Web page and app entries

=====

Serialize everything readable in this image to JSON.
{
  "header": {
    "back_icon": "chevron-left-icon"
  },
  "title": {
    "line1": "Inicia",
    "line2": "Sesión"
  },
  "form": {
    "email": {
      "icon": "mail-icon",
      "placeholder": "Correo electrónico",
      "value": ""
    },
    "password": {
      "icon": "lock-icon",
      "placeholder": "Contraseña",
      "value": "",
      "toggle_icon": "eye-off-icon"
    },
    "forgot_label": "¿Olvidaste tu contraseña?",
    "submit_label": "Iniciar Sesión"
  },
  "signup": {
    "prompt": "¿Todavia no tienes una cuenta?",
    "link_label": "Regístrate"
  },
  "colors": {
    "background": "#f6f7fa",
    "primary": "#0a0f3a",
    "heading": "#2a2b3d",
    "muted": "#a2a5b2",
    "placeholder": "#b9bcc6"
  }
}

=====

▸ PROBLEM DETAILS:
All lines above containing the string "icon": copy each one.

▸ RESPONSE AREA:
    "back_icon": "chevron-left-icon"
      "icon": "mail-icon",
      "icon": "lock-icon",
      "toggle_icon": "eye-off-icon"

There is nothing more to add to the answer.